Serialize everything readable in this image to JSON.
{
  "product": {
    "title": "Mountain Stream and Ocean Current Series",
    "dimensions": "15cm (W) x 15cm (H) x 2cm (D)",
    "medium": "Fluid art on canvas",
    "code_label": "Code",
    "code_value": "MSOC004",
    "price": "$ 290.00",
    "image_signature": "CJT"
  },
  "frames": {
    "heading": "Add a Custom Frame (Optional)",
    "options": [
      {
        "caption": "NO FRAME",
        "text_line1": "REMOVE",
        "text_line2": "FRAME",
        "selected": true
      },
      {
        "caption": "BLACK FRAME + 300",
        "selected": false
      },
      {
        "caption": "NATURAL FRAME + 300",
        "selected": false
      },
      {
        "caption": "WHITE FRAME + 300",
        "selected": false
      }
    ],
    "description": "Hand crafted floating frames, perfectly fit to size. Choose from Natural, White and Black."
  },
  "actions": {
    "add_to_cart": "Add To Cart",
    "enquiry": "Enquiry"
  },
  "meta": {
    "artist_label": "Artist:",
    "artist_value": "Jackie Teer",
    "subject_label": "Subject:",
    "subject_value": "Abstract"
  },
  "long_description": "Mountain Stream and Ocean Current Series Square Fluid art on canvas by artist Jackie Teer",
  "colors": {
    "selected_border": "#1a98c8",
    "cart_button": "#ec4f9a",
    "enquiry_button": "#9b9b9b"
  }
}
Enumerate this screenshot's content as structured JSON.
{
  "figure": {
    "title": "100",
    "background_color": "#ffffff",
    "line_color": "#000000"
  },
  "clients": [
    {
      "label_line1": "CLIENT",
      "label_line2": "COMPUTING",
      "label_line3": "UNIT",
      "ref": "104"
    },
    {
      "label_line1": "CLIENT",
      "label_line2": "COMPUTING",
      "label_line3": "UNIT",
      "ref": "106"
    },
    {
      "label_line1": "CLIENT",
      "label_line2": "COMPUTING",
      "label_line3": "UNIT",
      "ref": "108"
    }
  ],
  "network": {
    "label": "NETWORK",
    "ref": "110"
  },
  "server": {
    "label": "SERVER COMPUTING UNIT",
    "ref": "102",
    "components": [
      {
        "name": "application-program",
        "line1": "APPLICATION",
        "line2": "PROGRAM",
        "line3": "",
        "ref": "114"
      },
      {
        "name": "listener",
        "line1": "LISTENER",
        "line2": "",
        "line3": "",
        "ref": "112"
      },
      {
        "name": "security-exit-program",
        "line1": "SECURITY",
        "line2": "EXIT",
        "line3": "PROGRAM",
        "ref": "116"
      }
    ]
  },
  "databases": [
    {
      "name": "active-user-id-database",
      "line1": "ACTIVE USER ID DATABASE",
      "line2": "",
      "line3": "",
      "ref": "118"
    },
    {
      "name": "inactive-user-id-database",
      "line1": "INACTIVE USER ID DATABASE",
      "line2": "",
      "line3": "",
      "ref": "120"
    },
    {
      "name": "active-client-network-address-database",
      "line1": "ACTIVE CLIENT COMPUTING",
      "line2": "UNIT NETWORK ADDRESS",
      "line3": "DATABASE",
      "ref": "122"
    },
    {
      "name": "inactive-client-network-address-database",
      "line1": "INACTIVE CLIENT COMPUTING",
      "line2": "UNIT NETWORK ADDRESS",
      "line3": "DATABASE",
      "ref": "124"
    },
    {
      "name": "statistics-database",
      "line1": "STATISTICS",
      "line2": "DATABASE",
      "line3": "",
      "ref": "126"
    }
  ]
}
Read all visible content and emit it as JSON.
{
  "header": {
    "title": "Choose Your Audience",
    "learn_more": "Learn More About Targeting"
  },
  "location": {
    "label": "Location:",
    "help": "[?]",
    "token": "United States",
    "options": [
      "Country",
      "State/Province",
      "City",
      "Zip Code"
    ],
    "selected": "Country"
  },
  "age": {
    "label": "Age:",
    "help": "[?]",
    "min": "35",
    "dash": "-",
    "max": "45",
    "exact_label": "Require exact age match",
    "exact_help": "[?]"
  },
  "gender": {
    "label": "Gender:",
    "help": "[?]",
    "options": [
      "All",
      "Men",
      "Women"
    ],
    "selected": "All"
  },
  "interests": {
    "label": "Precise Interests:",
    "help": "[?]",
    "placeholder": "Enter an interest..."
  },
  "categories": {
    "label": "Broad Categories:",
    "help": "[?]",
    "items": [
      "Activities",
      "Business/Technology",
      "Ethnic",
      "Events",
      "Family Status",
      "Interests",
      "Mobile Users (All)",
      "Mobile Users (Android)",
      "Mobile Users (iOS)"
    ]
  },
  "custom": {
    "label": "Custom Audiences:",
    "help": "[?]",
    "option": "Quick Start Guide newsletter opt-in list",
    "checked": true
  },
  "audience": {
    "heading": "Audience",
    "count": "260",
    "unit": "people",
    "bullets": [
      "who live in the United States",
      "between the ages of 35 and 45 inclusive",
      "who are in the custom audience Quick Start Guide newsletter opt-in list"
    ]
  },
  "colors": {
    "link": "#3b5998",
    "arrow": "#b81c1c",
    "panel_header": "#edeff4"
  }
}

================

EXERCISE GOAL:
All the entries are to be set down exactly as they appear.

COMPLETED TASK:
Serialize everything readable in this image to JSON.
{
  "product": {
    "title": "Mountain Stream and Ocean Current Series",
    "dimensions": "15cm (W) x 15cm (H) x 2cm (D)",
    "medium": "Fluid art on canvas",
    "code_label": "Code",
    "code_value": "MSOC004",
    "price": "$ 290.00",
    "image_signature": "CJT"
  },
  "frames": {
    "heading": "Add a Custom Frame (Optional)",
    "options": [
      {
        "caption": "NO FRAME",
        "text_line1": "REMOVE",
        "text_line2": "FRAME",
        "selected": true
      },
      {
        "caption": "BLACK FRAME + 300",
        "selected": false
      },
      {
        "caption": "NATURAL FRAME + 300",
        "selected": false
      },
      {
        "caption": "WHITE FRAME + 300",
        "selected": false
      }
    ],
    "description": "Hand crafted floating frames, perfectly fit to size. Choose from Natural, White and Black."
  },
  "actions": {
    "add_to_cart": "Add To Cart",
    "enquiry": "Enquiry"
  },
  "meta": {
    "artist_label": "Artist:",
    "artist_value": "Jackie Teer",
    "subject_label": "Subject:",
    "subject_value": "Abstract"
  },
  "long_description": "Mountain Stream and Ocean Current Series Square Fluid art on canvas by artist Jackie Teer",
  "colors": {
    "selected_border": "#1a98c8",
    "cart_button": "#ec4f9a",
    "enquiry_button": "#9b9b9b"
  }
}
Enumerate this screenshot's content as structured JSON.
{
  "figure": {
    "title": "100",
    "background_color": "#ffffff",
    "line_color": "#000000"
  },
  "clients": [
    {
      "label_line1": "CLIENT",
      "label_line2": "COMPUTING",
      "label_line3": "UNIT",
      "ref": "104"
    },
    {
      "label_line1": "CLIENT",
      "label_line2": "COMPUTING",
      "label_line3": "UNIT",
      "ref": "106"
    },
    {
      "label_line1": "CLIENT",
      "label_line2": "COMPUTING",
      "label_line3": "UNIT",
      "ref": "108"
    }
  ],
  "network": {
    "label": "NETWORK",
    "ref": "110"
  },
  "server": {
    "label": "SERVER COMPUTING UNIT",
    "ref": "102",
    "components": [
      {
        "name": "application-program",
        "line1": "APPLICATION",
        "line2": "PROGRAM",
        "line3": "",
        "ref": "114"
      },
      {
        "name": "listener",
        "line1": "LISTENER",
        "line2": "",
        "line3": "",
        "ref": "112"
      },
      {
        "name": "security-exit-program",
        "line1": "SECURITY",
        "line2": "EXIT",
        "line3": "PROGRAM",
        "ref": "116"
      }
    ]
  },
  "databases": [
    {
      "name": "active-user-id-database",
      "line1": "ACTIVE USER ID DATABASE",
      "line2": "",
      "line3": "",
      "ref": "118"
    },
    {
      "name": "inactive-user-id-database",
      "line1": "INACTIVE USER ID DATABASE",
      "line2": "",
      "line3": "",
      "ref": "120"
    },
    {
      "name": "active-client-network-address-database",
      "line1": "ACTIVE CLIENT COMPUTING",
      "line2": "UNIT NETWORK ADDRESS",
      "line3": "DATABASE",
      "ref": "122"
    },
    {
      "name": "inactive-client-network-address-database",
      "line1": "INACTIVE CLIENT COMPUTING",
      "line2": "UNIT NETWORK ADDRESS",
      "line3": "DATABASE",
      "ref": "124"
    },
    {
      "name": "statistics-database",
      "line1": "STATISTICS",
      "line2": "DATABASE",
      "line3": "",
      "ref": "126"
    }
  ]
}
Read all visible content and emit it as JSON.
{
  "header": {
    "title": "Choose Your Audience",
    "learn_more": "Learn More About Targeting"
  },
  "location": {
    "label": "Location:",
    "help": "[?]",
    "token": "United States",
    "options": [
      "Country",
      "State/Province",
      "City",
      "Zip Code"
    ],
    "selected": "Country"
  },
  "age": {
    "label": "Age:",
    "help": "[?]",
    "min": "35",
    "dash": "-",
    "max": "45",
    "exact_label": "Require exact age match",
    "exact_help": "[?]"
  },
  "gender": {
    "label": "Gender:",
    "help": "[?]",
    "options": [
      "All",
      "Men",
      "Women"
    ],
    "selected": "All"
  },
  "interests": {
    "label": "Precise Interests:",
    "help": "[?]",
    "placeholder": "Enter an interest..."
  },
  "categories": {
    "label": "Broad Categories:",
    "help": "[?]",
    "items": [
      "Activities",
      "Business/Technology",
      "Ethnic",
      "Events",
      "Family Status",
      "Interests",
      "Mobile Users (All)",
      "Mobile Users (Android)",
      "Mobile Users (iOS)"
    ]
  },
  "custom": {
    "label": "Custom Audiences:",
    "help": "[?]",
    "option": "Quick Start Guide newsletter opt-in list",
    "checked": true
  },
  "audience": {
    "heading": "Audience",
    "count": "260",
    "unit": "people",
    "bullets": [
      "who live in the United States",
      "between the ages of 35 and 45 inclusive",
      "who are in the custom audience Quick Start Guide newsletter opt-in list"
    ]
  },
  "colors": {
    "link": "#3b5998",
    "arrow": "#b81c1c",
    "panel_header": "#edeff4"
  }
}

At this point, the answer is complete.